*** Opening RECORDS SHOWN ***

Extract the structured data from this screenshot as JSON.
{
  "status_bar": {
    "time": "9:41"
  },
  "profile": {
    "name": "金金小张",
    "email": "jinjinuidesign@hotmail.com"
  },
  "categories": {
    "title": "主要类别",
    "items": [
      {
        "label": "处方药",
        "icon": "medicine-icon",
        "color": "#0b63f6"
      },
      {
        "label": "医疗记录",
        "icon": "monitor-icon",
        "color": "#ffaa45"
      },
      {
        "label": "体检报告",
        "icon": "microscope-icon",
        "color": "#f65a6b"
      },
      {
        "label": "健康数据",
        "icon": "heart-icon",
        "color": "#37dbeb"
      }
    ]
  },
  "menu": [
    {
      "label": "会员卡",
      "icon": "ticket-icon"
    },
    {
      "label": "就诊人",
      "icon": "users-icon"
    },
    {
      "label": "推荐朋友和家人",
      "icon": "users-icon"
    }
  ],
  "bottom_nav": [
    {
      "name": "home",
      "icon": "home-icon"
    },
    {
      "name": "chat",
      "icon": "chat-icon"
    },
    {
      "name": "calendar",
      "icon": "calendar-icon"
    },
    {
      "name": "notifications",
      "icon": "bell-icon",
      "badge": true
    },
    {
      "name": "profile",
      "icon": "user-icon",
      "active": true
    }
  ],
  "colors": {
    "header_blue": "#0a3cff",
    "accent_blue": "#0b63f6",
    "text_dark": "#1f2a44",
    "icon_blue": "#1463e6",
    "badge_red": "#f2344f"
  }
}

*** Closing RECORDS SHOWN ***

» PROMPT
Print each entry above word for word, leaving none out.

» ANSWER AREA
Extract the structured data from this screenshot as JSON.
{
  "status_bar": {
    "time": "9:41"
  },
  "profile": {
    "name": "金金小张",
    "email": "jinjinuidesign@hotmail.com"
  },
  "categories": {
    "title": "主要类别",
    "items": [
      {
        "label": "处方药",
        "icon": "medicine-icon",
        "color": "#0b63f6"
      },
      {
        "label": "医疗记录",
        "icon": "monitor-icon",
        "color": "#ffaa45"
      },
      {
        "label": "体检报告",
        "icon": "microscope-icon",
        "color": "#f65a6b"
      },
      {
        "label": "健康数据",
        "icon": "heart-icon",
        "color": "#37dbeb"
      }
    ]
  },
  "menu": [
    {
      "label": "会员卡",
      "icon": "ticket-icon"
    },
    {
      "label": "就诊人",
      "icon": "users-icon"
    },
    {
      "label": "推荐朋友和家人",
      "icon": "users-icon"
    }
  ],
  "bottom_nav": [
    {
      "name": "home",
      "icon": "home-icon"
    },
    {
      "name": "chat",
      "icon": "chat-icon"
    },
    {
      "name": "calendar",
      "icon": "calendar-icon"
    },
    {
      "name": "notifications",
      "icon": "bell-icon",
      "badge": true
    },
    {
      "name": "profile",
      "icon": "user-icon",
      "active": true
    }
  ],
  "colors": {
    "header_blue": "#0a3cff",
    "accent_blue": "#0b63f6",
    "text_dark": "#1f2a44",
    "icon_blue": "#1463e6",
    "badge_red": "#f2344f"
  }
}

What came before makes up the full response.